Connecting Big and Intimate Worlds
Auto/biographical and narrative research has the potential to illuminate individual experiences of social injustice and to empower people towards greater agency in their lives. It offers food for thought when applied to current debates about career guidance and counselling in a neoliberal world: into how the personal is both deeply political, but also a means by which oppressive forces can be resisted. Our approach makes use of an interdisciplinary, psychosocial theory of recognition, in which human flourishing is seen to rest on qualities in intimate as well as social space. We argue that the collaborative, dynamic and dialogic nature of this kind of research can contribute to the normative struggle for social justice, by increasing agency among those on the margins. It has the ability to create profounder forms of meaning and to connect micro, meso and macro worlds in the complex stories people tell.
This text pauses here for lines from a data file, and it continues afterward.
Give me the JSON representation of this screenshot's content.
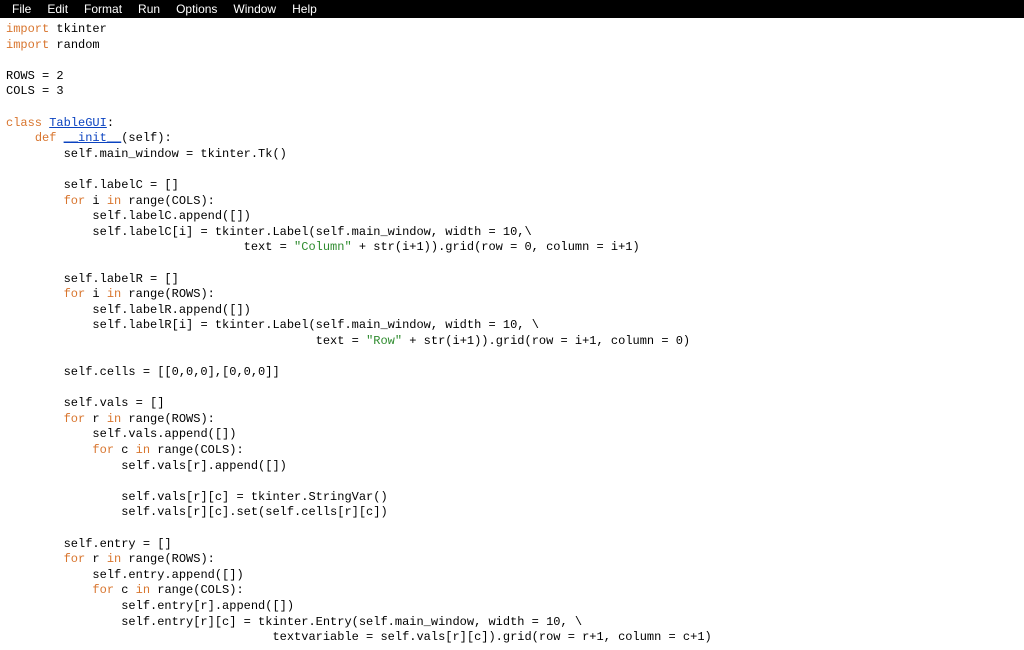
{
  "menubar": {
    "items": [
      "File",
      "Edit",
      "Format",
      "Run",
      "Options",
      "Window",
      "Help"
    ]
  },
  "code": {
    "kw_import1": "import",
    "mod_tkinter": " tkinter",
    "kw_import2": "import",
    "mod_random": " random",
    "blank": "",
    "rows_line": "ROWS = 2",
    "cols_line": "COLS = 3",
    "kw_class": "class",
    "cls_space": " ",
    "cls_name": "TableGUI",
    "cls_colon": ":",
    "indent1": "    ",
    "kw_def": "def",
    "def_space": " ",
    "fn_init": "__init__",
    "fn_sig": "(self):",
    "indent2": "        ",
    "l_mainwin": "self.main_window = tkinter.Tk()",
    "l_labelc": "self.labelC = []",
    "kw_for1": "for",
    "for1_a": " i ",
    "kw_in1": "in",
    "for1_b": " range(COLS):",
    "indent3": "            ",
    "l_labelc_app": "self.labelC.append([])",
    "l_labelc_i": "self.labelC[i] = tkinter.Label(self.main_window, width = 10,\\",
    "indent_text1": "                                 text = ",
    "str_col": "\"Column\"",
    "l_col_rest": " + str(i+1)).grid(row = 0, column = i+1)",
    "l_labelr": "self.labelR = []",
    "kw_for2": "for",
    "for2_a": " i ",
    "kw_in2": "in",
    "for2_b": " range(ROWS):",
    "l_labelr_app": "self.labelR.append([])",
    "l_labelr_i": "self.labelR[i] = tkinter.Label(self.main_window, width = 10, \\",
    "indent_text2": "                                           text = ",
    "str_row": "\"Row\"",
    "l_row_rest": " + str(i+1)).grid(row = i+1, column = 0)",
    "l_cells": "self.cells = [[0,0,0],[0,0,0]]",
    "l_vals": "self.vals = []",
    "kw_for3": "for",
    "for3_a": " r ",
    "kw_in3": "in",
    "for3_b": " range(ROWS):",
    "l_vals_app": "self.vals.append([])",
    "kw_for4": "for",
    "for4_a": " c ",
    "kw_in4": "in",
    "for4_b": " range(COLS):",
    "indent4": "                ",
    "l_vals_rc_app": "self.vals[r].append([])",
    "l_vals_rc": "self.vals[r][c] = tkinter.StringVar()",
    "l_vals_set": "self.vals[r][c].set(self.cells[r][c])",
    "l_entry": "self.entry = []",
    "kw_for5": "for",
    "for5_a": " r ",
    "kw_in5": "in",
    "for5_b": " range(ROWS):",
    "l_entry_app": "self.entry.append([])",
    "kw_for6": "for",
    "for6_a": " c ",
    "kw_in6": "in",
    "for6_b": " range(COLS):",
    "l_entry_rc_app": "self.entry[r].append([])",
    "l_entry_rc": "self.entry[r][c] = tkinter.Entry(self.main_window, width = 10, \\",
    "indent_text3": "                                     textvariable = self.vals[r][c]).grid(row = r+1, column = c+1)"
  }
}
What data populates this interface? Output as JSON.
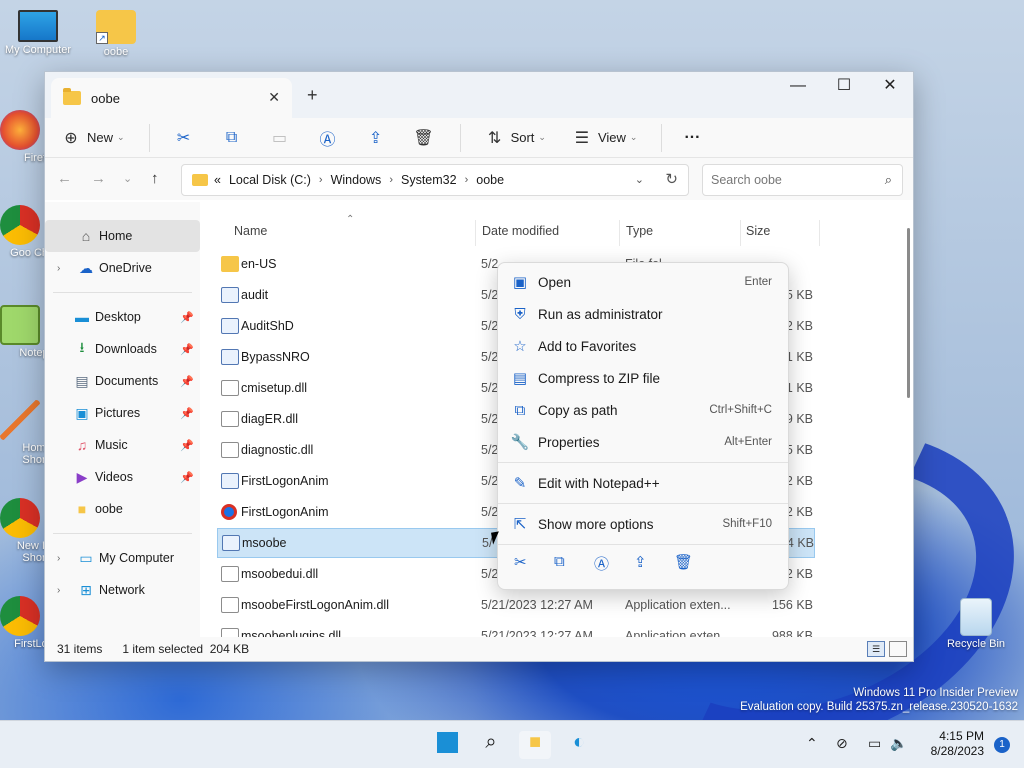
{
  "desktop": {
    "icons": [
      {
        "label": "My Computer",
        "icon": "monitor-icon"
      },
      {
        "label": "oobe",
        "icon": "folder-icon"
      },
      {
        "label": "Firef",
        "icon": "firefox-icon"
      },
      {
        "label": "Goo Chro",
        "icon": "chrome-icon"
      },
      {
        "label": "Notep",
        "icon": "notepad-icon"
      },
      {
        "label": "Hom Shor",
        "icon": "shortcut-icon"
      },
      {
        "label": "New In Shor",
        "icon": "chrome-icon"
      },
      {
        "label": "FirstLog",
        "icon": "chrome-icon"
      },
      {
        "label": "Recycle Bin",
        "icon": "recycle-bin-icon"
      }
    ],
    "watermark_line1": "Windows 11 Pro Insider Preview",
    "watermark_line2": "Evaluation copy. Build 25375.zn_release.230520-1632"
  },
  "window": {
    "tab_title": "oobe",
    "new_tab": "+",
    "controls": {
      "minimize": "—",
      "maximize": "☐",
      "close": "✕"
    },
    "toolbar": {
      "new_label": "New",
      "sort_label": "Sort",
      "view_label": "View",
      "more_label": "···"
    },
    "address": {
      "prefix": "«",
      "crumbs": [
        "Local Disk (C:)",
        "Windows",
        "System32",
        "oobe"
      ],
      "search_placeholder": "Search oobe"
    },
    "sidebar": {
      "home": "Home",
      "onedrive": "OneDrive",
      "quick": [
        "Desktop",
        "Downloads",
        "Documents",
        "Pictures",
        "Music",
        "Videos",
        "oobe"
      ],
      "my_computer": "My Computer",
      "network": "Network"
    },
    "columns": {
      "name": "Name",
      "date": "Date modified",
      "type": "Type",
      "size": "Size"
    },
    "files": [
      {
        "name": "en-US",
        "date": "5/2",
        "type": "File fol",
        "size": "",
        "kind": "folder"
      },
      {
        "name": "audit",
        "date": "5/2",
        "type": "",
        "size": "5 KB",
        "kind": "app"
      },
      {
        "name": "AuditShD",
        "date": "5/2",
        "type": "",
        "size": "2 KB",
        "kind": "app"
      },
      {
        "name": "BypassNRO",
        "date": "5/2",
        "type": "",
        "size": "1 KB",
        "kind": "app"
      },
      {
        "name": "cmisetup.dll",
        "date": "5/2",
        "type": "",
        "size": "1 KB",
        "kind": "dll"
      },
      {
        "name": "diagER.dll",
        "date": "5/2",
        "type": "",
        "size": "9 KB",
        "kind": "dll"
      },
      {
        "name": "diagnostic.dll",
        "date": "5/2",
        "type": "",
        "size": "5 KB",
        "kind": "dll"
      },
      {
        "name": "FirstLogonAnim",
        "date": "5/2",
        "type": "",
        "size": "2 KB",
        "kind": "app"
      },
      {
        "name": "FirstLogonAnim",
        "date": "5/2",
        "type": "",
        "size": "2 KB",
        "kind": "chrome"
      },
      {
        "name": "msoobe",
        "date": "5/",
        "type": "",
        "size": "4 KB",
        "kind": "app"
      },
      {
        "name": "msoobedui.dll",
        "date": "5/2",
        "type": "",
        "size": "2 KB",
        "kind": "dll"
      },
      {
        "name": "msoobeFirstLogonAnim.dll",
        "date": "5/21/2023 12:27 AM",
        "type": "Application exten...",
        "size": "156 KB",
        "kind": "dll"
      },
      {
        "name": "msoobeplugins.dll",
        "date": "5/21/2023 12:27 AM",
        "type": "Application exten...",
        "size": "988 KB",
        "kind": "dll"
      }
    ],
    "status": {
      "count": "31 items",
      "selection": "1 item selected  204 KB"
    }
  },
  "context_menu": {
    "items": [
      {
        "label": "Open",
        "shortcut": "Enter",
        "icon": "app-window-icon"
      },
      {
        "label": "Run as administrator",
        "shortcut": "",
        "icon": "shield-icon"
      },
      {
        "label": "Add to Favorites",
        "shortcut": "",
        "icon": "star-icon"
      },
      {
        "label": "Compress to ZIP file",
        "shortcut": "",
        "icon": "zip-icon"
      },
      {
        "label": "Copy as path",
        "shortcut": "Ctrl+Shift+C",
        "icon": "copy-path-icon"
      },
      {
        "label": "Properties",
        "shortcut": "Alt+Enter",
        "icon": "wrench-icon"
      },
      {
        "label": "Edit with Notepad++",
        "shortcut": "",
        "icon": "notepad-icon"
      },
      {
        "label": "Show more options",
        "shortcut": "Shift+F10",
        "icon": "expand-icon"
      }
    ]
  },
  "taskbar": {
    "time": "4:15 PM",
    "date": "8/28/2023",
    "notification_count": "1"
  }
}
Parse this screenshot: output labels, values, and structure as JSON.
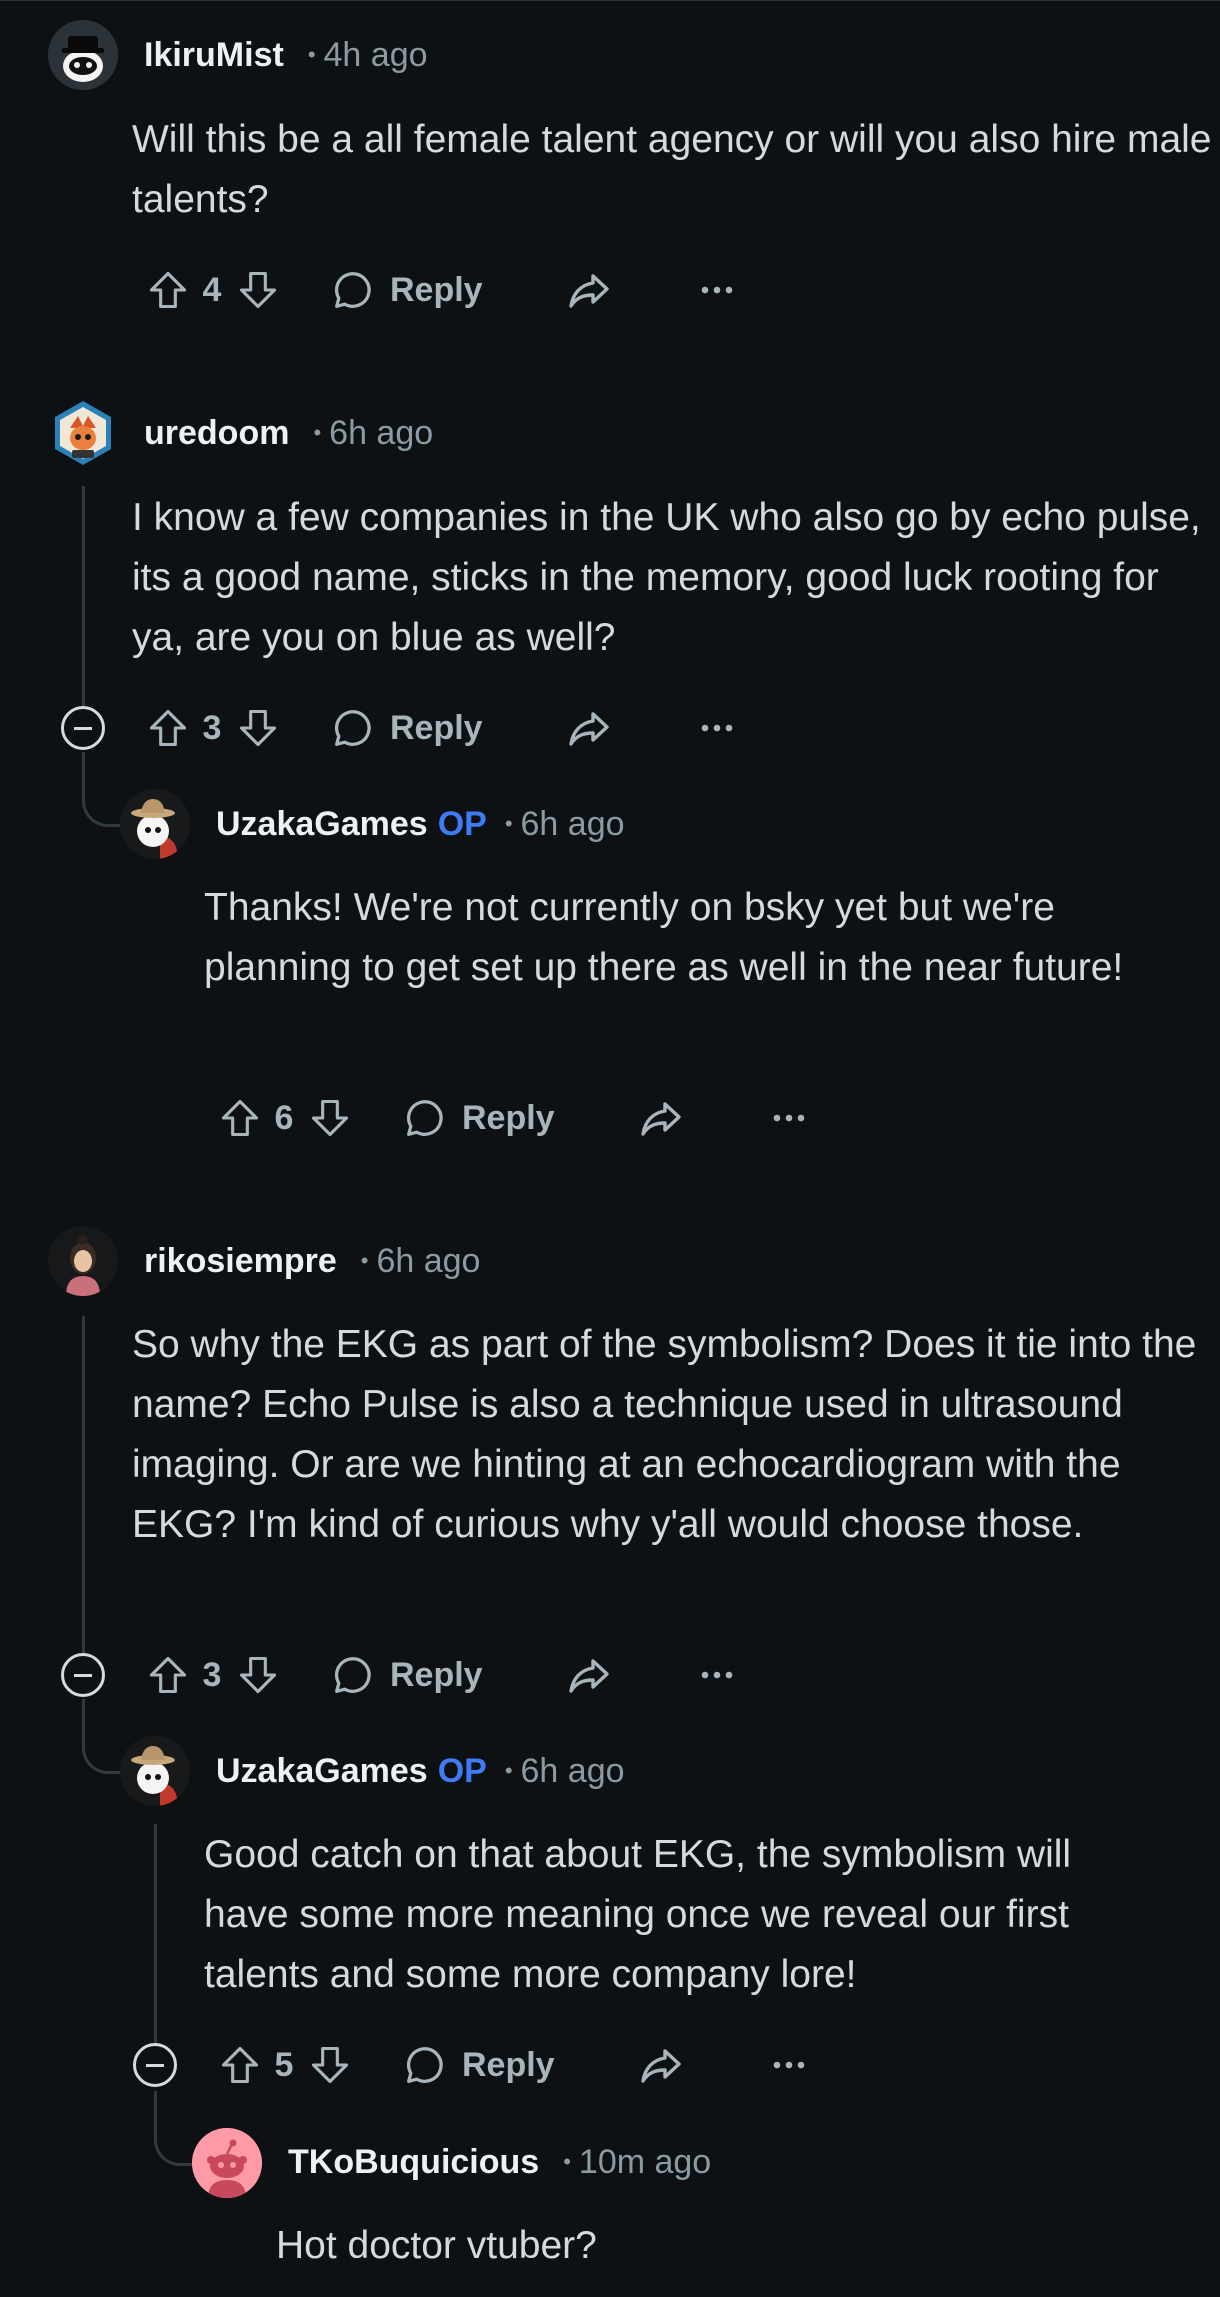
{
  "comments": [
    {
      "username": "IkiruMist",
      "time": "4h ago",
      "op": "",
      "body": "Will this be a all female talent agency or will you also hire male talents?",
      "votes": "4",
      "reply_label": "Reply",
      "avatar_icon": "snoo-avatar-hat-icon"
    },
    {
      "username": "uredoom",
      "time": "6h ago",
      "op": "",
      "body": "I know a few companies in the UK who also go by echo pulse, its a good name, sticks in the memory, good luck rooting for ya, are you on blue as well?",
      "votes": "3",
      "reply_label": "Reply",
      "avatar_icon": "hexagon-avatar-icon"
    },
    {
      "username": "UzakaGames",
      "time": "6h ago",
      "op": "OP",
      "body": "Thanks! We're not currently on bsky yet but we're planning to get set up there as well in the near future!",
      "votes": "6",
      "reply_label": "Reply",
      "avatar_icon": "cowboy-snoo-avatar-icon"
    },
    {
      "username": "rikosiempre",
      "time": "6h ago",
      "op": "",
      "body": "So why the EKG as part of the symbolism? Does it tie into the name? Echo Pulse is also a technique used in ultrasound imaging. Or are we hinting at an echocardiogram with the EKG? I'm kind of curious why y'all would choose those.",
      "votes": "3",
      "reply_label": "Reply",
      "avatar_icon": "portrait-avatar-icon"
    },
    {
      "username": "UzakaGames",
      "time": "6h ago",
      "op": "OP",
      "body": "Good catch on that about EKG, the symbolism will have some more meaning once we reveal our first talents and some more company lore!",
      "votes": "5",
      "reply_label": "Reply",
      "avatar_icon": "cowboy-snoo-avatar-icon"
    },
    {
      "username": "TKoBuquicious",
      "time": "10m ago",
      "op": "",
      "body": "Hot doctor vtuber?",
      "votes": "",
      "reply_label": "",
      "avatar_icon": "default-snoo-avatar-icon"
    }
  ],
  "colors": {
    "background": "#0e1113",
    "op_badge": "#3e7bf7",
    "meta_text": "#8b9aa3",
    "action_icons": "#a9b5bc",
    "thread_line": "#2f3a40"
  }
}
We refer to this as a psychosocial framing, recognising the interplay of external and internal worlds, the social, political and the personal in shaping lives and careers.